Entries from a dataset of interfaces:

☆ ☆ ☆ ☆ ☆ ☆ ☆

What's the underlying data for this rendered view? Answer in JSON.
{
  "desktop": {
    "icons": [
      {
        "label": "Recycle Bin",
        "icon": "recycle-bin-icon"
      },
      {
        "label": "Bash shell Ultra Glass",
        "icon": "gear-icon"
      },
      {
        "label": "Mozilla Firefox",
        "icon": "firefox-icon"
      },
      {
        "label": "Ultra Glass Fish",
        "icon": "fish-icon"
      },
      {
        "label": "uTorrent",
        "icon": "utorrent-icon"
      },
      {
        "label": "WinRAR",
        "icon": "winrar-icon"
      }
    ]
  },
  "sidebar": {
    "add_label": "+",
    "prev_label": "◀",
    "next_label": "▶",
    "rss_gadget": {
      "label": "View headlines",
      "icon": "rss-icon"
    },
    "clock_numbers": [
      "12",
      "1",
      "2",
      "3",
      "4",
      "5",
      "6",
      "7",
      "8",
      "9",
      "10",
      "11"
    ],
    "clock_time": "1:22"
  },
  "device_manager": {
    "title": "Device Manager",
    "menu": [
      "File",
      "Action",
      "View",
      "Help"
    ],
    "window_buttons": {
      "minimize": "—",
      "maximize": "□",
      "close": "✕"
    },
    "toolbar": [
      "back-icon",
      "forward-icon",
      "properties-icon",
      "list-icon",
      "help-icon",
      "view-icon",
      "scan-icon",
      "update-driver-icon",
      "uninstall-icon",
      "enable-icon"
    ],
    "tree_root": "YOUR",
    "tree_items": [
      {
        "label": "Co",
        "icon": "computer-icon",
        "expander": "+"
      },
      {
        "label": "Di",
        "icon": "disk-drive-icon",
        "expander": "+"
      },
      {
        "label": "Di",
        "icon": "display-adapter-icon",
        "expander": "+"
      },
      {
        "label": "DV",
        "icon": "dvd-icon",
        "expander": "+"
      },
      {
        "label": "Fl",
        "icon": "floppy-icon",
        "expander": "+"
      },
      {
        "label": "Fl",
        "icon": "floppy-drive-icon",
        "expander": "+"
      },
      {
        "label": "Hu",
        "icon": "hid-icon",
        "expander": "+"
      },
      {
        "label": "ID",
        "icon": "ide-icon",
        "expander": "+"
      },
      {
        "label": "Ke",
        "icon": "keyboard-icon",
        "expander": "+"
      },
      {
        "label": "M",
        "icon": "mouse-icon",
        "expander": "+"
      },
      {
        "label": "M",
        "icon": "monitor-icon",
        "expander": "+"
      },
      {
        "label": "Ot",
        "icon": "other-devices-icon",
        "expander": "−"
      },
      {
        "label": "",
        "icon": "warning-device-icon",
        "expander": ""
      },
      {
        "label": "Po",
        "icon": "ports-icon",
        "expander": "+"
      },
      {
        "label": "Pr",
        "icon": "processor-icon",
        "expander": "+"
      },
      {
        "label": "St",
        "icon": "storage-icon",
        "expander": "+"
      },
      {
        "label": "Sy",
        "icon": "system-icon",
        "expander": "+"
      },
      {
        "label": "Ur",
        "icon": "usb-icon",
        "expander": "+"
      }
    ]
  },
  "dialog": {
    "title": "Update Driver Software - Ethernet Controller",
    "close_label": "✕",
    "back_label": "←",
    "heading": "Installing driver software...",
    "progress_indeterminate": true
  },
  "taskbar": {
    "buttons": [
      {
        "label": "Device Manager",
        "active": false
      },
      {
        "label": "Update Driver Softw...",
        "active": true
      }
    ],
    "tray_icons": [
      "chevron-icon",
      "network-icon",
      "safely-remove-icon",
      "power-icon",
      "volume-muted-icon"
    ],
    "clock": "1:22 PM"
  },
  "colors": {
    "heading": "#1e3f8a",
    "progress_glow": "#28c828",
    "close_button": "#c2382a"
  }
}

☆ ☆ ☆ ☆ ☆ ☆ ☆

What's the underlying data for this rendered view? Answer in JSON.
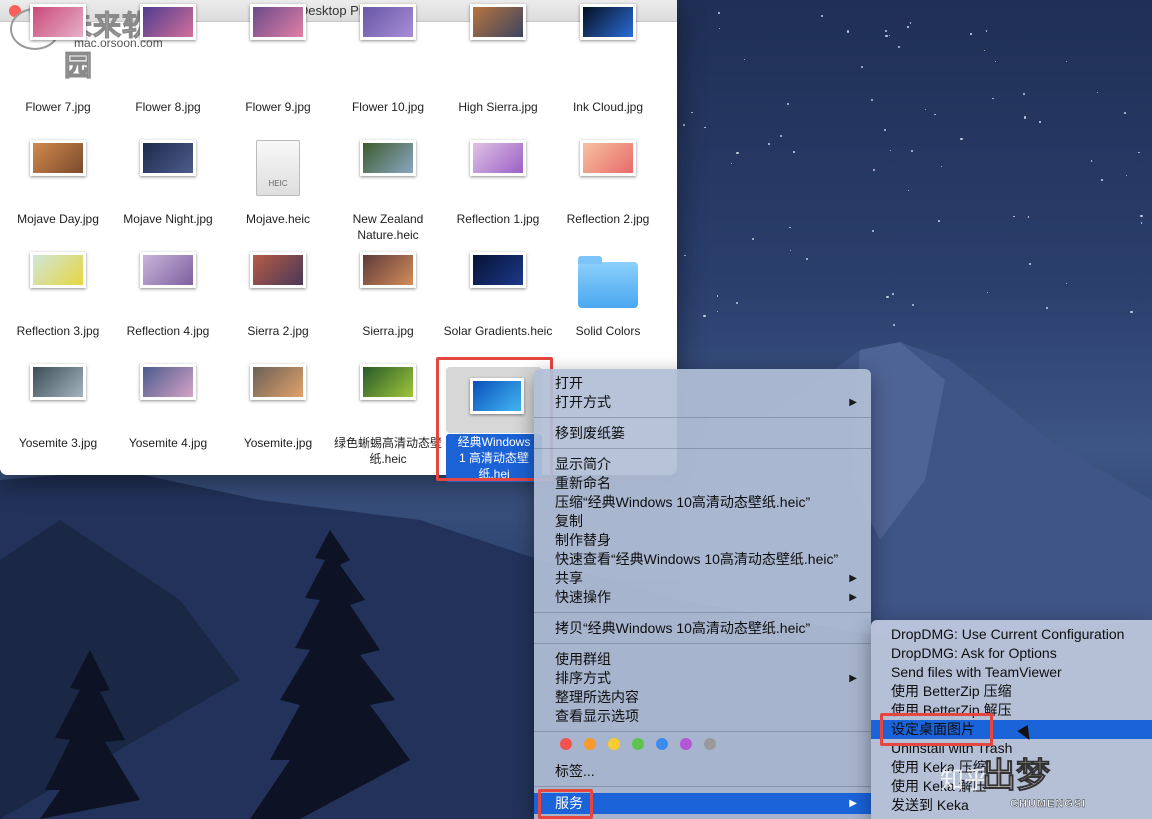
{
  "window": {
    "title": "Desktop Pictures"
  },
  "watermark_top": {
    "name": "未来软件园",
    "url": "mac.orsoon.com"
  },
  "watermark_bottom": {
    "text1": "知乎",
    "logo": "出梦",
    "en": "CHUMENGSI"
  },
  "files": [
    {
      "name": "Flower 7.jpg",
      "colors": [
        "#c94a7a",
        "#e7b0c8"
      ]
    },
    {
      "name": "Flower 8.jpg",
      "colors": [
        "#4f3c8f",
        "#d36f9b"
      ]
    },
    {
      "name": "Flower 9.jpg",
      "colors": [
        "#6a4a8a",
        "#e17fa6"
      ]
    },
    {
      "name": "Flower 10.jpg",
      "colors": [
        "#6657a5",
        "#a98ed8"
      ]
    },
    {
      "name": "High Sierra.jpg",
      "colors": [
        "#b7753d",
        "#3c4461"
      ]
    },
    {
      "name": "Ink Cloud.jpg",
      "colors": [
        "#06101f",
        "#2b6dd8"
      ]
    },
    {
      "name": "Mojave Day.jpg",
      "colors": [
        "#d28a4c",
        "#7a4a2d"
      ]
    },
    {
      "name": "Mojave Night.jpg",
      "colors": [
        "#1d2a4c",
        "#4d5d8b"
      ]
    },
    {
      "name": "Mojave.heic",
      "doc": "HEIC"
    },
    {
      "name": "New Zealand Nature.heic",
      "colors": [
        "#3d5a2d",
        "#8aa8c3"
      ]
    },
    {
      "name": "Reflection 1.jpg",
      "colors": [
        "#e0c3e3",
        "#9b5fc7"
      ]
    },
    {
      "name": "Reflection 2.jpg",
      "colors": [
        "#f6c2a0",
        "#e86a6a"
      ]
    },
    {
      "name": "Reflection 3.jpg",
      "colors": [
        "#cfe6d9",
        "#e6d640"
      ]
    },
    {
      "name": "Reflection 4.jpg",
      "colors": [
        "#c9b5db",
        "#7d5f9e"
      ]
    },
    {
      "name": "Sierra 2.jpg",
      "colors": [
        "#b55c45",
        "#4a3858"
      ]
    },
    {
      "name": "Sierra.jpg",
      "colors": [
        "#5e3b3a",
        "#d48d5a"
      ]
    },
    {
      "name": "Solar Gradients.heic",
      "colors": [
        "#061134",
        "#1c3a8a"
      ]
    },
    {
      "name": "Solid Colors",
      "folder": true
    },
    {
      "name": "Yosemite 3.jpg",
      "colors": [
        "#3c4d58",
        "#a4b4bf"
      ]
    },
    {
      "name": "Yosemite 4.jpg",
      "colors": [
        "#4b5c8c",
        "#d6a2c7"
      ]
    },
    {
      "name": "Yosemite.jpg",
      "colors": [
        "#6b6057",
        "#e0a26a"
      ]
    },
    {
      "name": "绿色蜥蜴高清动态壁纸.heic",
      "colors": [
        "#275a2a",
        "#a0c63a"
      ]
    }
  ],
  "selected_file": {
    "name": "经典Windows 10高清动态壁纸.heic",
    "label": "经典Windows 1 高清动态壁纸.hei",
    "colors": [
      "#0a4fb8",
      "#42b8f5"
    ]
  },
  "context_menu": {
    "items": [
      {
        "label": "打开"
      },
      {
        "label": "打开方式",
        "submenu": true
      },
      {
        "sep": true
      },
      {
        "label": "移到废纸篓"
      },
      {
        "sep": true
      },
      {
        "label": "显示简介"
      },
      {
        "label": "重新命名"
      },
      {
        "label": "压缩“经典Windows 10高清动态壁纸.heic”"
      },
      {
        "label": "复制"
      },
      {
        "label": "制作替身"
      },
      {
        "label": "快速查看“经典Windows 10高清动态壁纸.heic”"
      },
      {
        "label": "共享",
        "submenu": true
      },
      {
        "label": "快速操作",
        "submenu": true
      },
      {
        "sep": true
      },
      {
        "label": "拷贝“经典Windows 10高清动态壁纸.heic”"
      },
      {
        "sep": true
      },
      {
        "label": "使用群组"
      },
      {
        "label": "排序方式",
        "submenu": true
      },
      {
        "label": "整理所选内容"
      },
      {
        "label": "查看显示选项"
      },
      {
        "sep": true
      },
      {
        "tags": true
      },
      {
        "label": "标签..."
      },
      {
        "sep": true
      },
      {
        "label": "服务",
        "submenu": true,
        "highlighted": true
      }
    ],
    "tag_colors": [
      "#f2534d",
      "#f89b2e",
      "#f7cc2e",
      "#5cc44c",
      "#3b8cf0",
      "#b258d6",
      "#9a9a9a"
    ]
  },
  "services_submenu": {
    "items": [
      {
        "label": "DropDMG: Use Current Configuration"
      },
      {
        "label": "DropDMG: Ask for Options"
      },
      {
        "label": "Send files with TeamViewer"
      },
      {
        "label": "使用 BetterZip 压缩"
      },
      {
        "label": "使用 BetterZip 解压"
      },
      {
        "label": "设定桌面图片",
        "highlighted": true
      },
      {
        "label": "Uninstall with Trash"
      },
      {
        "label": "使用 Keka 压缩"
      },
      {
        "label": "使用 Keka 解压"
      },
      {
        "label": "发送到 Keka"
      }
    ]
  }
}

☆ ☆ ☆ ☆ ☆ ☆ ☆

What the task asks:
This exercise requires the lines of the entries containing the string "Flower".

Exercise output:
      "name": "Flower 7.jpg",
      "name": "Flower 8.jpg",
      "name": "Flower 9.jpg",
      "name": "Flower 10.jpg",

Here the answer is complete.